(Page and application data records)
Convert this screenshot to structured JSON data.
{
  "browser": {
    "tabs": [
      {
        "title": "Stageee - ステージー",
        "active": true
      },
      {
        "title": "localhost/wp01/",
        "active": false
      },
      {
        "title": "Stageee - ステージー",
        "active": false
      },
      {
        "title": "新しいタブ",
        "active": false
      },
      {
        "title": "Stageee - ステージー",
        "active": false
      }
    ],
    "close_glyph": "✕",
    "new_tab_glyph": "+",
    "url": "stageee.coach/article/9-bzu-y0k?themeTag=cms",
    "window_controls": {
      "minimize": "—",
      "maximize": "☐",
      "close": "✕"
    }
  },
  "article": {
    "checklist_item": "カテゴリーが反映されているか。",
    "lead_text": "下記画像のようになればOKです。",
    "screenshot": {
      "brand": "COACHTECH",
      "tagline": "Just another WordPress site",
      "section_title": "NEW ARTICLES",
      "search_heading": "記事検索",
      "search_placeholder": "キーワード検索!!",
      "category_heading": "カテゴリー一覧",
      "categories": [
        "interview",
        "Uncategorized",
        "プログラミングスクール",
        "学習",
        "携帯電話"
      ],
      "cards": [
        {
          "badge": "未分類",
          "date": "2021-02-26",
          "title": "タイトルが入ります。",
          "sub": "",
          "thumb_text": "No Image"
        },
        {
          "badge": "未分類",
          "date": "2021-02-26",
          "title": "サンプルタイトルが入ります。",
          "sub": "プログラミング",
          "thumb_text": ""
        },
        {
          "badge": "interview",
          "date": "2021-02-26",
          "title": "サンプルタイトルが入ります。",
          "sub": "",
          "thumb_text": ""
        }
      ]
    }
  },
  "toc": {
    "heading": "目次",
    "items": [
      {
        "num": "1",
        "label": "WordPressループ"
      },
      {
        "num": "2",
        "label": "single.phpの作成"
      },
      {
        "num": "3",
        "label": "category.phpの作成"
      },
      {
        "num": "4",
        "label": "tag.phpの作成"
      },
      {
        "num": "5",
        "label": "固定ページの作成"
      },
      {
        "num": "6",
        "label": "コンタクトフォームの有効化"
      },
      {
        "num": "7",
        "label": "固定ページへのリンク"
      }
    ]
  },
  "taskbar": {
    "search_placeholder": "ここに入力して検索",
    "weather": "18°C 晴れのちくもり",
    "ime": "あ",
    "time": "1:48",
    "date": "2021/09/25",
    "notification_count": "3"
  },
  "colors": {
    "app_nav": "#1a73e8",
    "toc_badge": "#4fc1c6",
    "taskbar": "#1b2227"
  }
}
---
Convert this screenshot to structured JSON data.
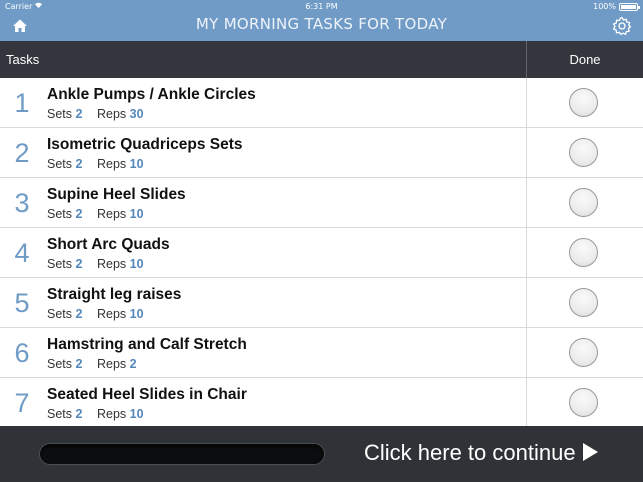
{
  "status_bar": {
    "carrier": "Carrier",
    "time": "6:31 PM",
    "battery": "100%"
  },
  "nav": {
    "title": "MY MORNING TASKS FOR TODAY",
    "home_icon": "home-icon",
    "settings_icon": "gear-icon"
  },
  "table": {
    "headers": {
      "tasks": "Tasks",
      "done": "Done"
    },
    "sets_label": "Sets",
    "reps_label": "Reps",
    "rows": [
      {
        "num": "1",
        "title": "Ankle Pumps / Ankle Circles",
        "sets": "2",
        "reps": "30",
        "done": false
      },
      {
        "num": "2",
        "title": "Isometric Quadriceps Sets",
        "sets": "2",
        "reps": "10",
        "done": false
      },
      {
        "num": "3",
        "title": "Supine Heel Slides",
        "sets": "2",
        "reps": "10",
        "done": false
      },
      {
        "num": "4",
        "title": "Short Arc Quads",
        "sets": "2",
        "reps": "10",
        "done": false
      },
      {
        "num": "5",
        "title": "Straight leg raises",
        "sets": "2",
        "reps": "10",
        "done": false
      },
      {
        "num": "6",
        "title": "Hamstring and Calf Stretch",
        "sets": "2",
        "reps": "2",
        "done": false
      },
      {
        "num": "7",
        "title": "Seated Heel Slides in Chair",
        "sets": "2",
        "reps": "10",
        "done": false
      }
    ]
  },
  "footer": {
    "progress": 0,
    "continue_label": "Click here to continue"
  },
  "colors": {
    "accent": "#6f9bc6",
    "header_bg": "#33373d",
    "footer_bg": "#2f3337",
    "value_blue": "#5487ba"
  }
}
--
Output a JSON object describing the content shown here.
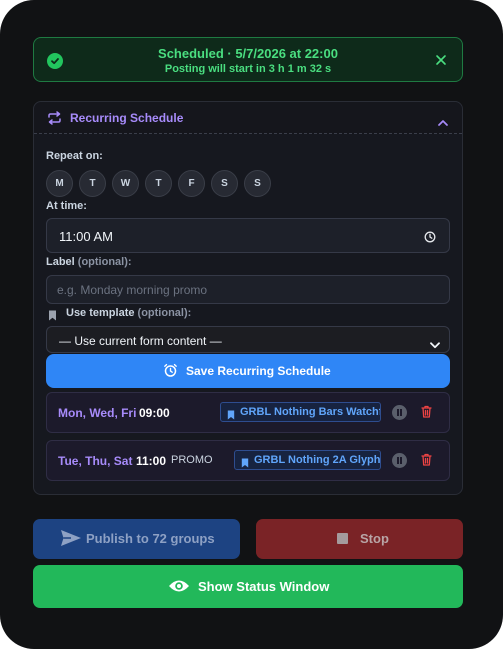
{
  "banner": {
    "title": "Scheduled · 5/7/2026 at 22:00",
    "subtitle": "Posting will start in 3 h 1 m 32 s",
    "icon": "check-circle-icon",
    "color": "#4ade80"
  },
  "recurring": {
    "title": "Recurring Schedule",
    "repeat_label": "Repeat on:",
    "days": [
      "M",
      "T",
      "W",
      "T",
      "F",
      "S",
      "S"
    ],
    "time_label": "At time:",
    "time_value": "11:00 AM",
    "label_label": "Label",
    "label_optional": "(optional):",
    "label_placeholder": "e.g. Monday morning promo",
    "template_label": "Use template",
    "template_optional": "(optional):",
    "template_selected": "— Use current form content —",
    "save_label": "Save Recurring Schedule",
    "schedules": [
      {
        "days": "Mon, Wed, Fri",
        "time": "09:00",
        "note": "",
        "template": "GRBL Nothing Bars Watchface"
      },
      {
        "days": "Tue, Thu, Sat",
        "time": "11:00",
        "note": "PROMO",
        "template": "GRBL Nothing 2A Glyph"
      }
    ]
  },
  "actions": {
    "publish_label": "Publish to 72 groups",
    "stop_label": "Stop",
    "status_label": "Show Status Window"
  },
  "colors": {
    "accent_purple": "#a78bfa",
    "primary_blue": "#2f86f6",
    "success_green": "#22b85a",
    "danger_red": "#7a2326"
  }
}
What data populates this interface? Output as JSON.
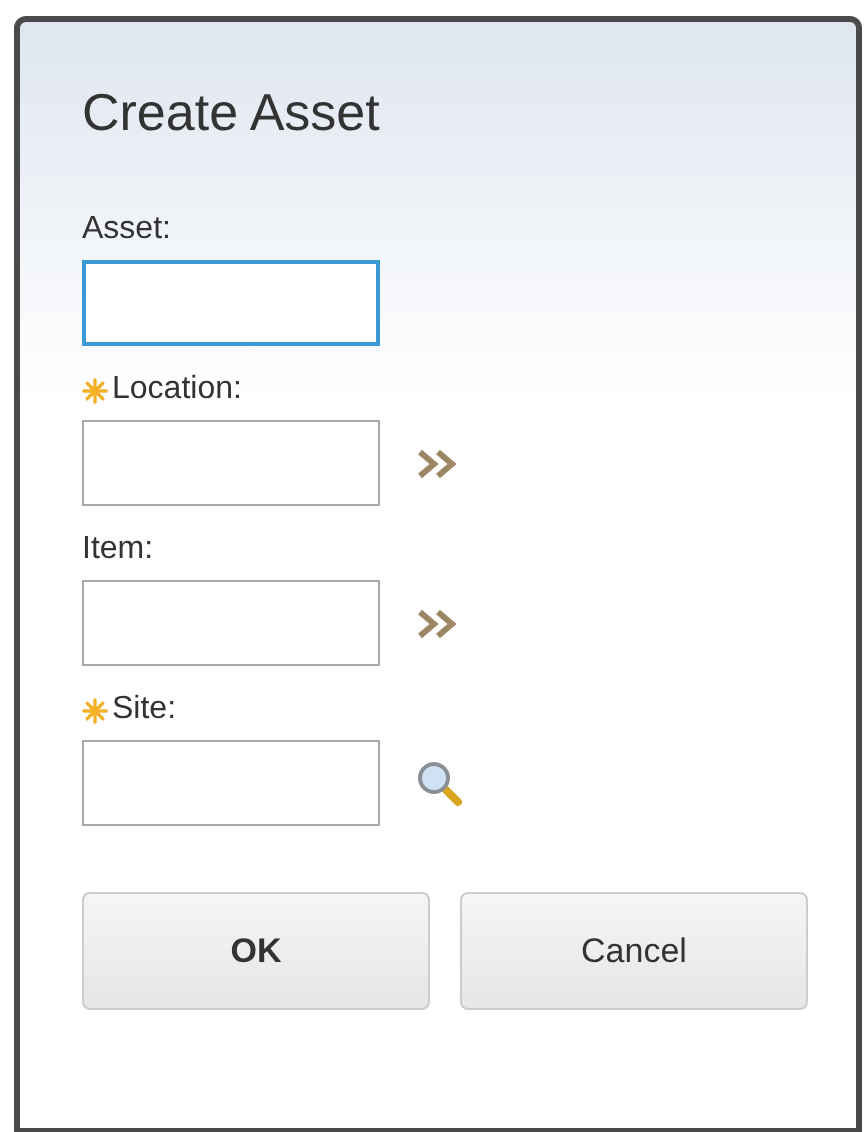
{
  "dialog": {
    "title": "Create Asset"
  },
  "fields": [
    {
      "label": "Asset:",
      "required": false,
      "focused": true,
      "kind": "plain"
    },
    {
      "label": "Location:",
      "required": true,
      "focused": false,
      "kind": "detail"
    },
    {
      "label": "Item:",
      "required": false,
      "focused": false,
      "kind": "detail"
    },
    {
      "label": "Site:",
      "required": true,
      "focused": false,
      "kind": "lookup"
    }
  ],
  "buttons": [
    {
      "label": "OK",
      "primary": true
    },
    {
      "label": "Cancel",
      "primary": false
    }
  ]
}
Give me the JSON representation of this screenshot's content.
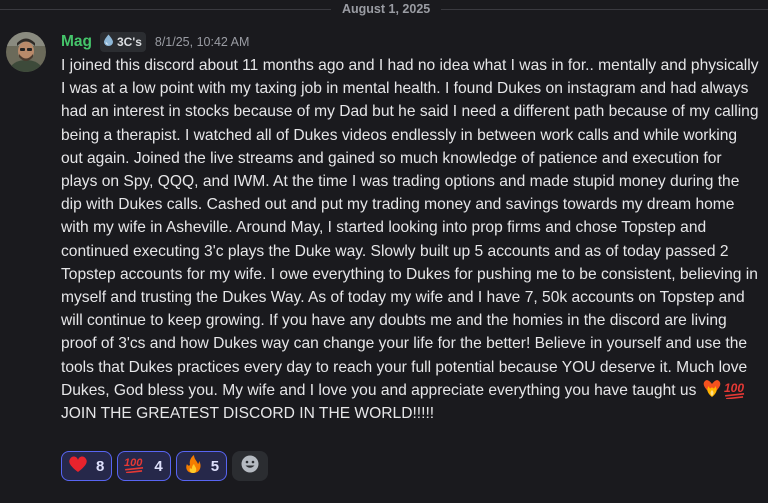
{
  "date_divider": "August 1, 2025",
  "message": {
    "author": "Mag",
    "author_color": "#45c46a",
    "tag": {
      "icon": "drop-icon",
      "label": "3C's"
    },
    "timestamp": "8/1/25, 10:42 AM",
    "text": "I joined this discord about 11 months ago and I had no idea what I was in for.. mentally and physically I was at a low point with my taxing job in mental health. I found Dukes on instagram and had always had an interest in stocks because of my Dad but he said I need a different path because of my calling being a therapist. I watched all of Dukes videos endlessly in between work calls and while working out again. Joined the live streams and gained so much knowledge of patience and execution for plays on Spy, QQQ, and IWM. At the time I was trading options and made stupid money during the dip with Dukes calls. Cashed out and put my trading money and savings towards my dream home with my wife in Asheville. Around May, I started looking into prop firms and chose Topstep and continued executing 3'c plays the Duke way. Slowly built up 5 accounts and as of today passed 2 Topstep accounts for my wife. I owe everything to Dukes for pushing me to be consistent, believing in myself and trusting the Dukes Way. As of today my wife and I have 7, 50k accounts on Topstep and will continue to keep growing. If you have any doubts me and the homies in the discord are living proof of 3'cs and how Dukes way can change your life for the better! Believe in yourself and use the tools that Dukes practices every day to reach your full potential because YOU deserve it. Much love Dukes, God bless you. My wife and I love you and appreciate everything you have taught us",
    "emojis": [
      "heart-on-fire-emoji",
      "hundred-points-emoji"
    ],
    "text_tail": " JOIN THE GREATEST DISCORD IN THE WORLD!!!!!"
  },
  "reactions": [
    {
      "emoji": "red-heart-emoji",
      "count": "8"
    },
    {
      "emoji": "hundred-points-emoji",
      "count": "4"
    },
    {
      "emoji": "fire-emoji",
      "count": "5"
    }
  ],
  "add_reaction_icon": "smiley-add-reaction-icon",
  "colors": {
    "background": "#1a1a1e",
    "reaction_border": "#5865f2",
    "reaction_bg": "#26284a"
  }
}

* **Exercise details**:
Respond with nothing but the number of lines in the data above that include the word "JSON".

* **Solution below**:
5